Maze 100

Can you go through this maze so that the numbers you pass add to exactly 100?

Watch Your Feet

I like to walk along the cracks of the paving stones, but not the outside edge of the path itself. How many different routes can you find for me to take?

Delia's Routes

A little mouse called Delia lives in a hole in the bottom of a tree.....How many days will it be before Delia has to take the same route again?

Snails' Trails

Age 7 to 11
Challenge Level

Snails' Trails

1aAlice and Brian4a

Alice and Brian are snails. They live on a wall. Alice at A and Brian at B. They can only travel along the cement cracks. The bricks are too rough for them.
Alice wants to visit Brian.



How far is the shortest route along the cracks?

Is there more than one way to go?

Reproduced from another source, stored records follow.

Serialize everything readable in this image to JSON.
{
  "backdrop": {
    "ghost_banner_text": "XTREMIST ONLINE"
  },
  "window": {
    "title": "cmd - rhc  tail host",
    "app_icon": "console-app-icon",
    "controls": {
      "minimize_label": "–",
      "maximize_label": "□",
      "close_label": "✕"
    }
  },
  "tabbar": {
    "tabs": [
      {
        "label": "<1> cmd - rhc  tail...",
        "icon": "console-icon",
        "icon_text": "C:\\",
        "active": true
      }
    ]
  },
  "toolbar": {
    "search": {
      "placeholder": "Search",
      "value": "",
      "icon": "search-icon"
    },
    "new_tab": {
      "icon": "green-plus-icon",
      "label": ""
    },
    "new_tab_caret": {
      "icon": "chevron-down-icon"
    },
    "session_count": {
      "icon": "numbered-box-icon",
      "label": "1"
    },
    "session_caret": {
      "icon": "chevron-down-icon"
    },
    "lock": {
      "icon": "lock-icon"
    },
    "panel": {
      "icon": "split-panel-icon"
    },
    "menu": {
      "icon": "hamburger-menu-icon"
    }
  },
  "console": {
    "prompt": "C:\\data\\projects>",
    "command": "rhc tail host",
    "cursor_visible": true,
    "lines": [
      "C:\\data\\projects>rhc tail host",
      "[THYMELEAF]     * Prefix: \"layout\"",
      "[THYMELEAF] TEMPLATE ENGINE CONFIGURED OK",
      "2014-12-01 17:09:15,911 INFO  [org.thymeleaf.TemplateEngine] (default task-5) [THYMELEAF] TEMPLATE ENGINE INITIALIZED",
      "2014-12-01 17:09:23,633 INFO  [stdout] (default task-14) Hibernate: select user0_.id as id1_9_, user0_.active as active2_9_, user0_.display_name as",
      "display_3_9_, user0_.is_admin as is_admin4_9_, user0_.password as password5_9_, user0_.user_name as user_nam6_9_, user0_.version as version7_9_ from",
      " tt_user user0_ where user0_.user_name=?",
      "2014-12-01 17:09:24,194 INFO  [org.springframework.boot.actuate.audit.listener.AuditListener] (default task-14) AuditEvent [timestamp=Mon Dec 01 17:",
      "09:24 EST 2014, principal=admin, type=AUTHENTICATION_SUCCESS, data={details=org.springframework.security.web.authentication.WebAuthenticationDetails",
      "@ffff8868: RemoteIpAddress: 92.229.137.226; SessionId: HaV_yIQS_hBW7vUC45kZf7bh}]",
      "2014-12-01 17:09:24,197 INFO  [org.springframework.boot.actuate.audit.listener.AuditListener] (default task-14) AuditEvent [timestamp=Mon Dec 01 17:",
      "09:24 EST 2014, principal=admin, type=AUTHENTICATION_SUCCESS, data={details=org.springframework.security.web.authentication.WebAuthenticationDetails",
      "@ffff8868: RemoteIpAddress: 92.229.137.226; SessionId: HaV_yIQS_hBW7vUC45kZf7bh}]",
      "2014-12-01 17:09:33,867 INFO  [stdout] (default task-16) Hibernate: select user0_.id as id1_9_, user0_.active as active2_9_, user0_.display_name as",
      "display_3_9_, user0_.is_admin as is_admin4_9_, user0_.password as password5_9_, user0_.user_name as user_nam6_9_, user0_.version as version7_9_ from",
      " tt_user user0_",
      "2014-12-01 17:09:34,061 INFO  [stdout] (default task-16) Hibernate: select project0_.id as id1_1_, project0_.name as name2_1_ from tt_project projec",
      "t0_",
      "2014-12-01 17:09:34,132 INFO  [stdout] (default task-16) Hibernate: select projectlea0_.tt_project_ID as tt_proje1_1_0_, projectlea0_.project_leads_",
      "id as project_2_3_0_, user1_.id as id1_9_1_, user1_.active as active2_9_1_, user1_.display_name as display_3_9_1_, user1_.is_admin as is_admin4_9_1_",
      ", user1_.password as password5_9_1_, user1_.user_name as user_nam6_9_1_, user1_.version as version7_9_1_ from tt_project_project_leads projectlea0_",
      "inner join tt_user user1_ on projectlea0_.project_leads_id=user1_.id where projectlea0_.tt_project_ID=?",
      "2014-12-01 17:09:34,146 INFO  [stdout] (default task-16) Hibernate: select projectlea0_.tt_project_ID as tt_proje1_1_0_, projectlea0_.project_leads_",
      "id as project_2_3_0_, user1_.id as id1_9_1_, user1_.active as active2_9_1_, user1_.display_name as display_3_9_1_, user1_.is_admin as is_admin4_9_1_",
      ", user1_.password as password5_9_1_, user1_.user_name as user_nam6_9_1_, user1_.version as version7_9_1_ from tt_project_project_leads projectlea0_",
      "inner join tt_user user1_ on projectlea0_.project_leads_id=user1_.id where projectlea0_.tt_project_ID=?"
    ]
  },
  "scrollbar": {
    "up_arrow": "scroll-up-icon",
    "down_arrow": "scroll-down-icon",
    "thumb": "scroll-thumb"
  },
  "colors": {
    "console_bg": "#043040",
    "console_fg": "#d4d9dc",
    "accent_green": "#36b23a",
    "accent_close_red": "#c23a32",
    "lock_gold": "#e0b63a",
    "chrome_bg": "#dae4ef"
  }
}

What is the longest route without going along any crack twice?

Why do this problem?

This problem is a simple example for pupils to explore routes. It allows pupils to develop persistence in trying to find more and more routes.

Key questions

Tell me why you chose that way.
Can you find another route?
Are your routes all different from each other? How do you know?
How will you record your routes?

Possible extension

Learners could try Watch your Feet.

Possible support

Some younger pupils will appreciate doing this activity "live" on a large scale with the children acting as the snail and the possible paths drawn on the ground.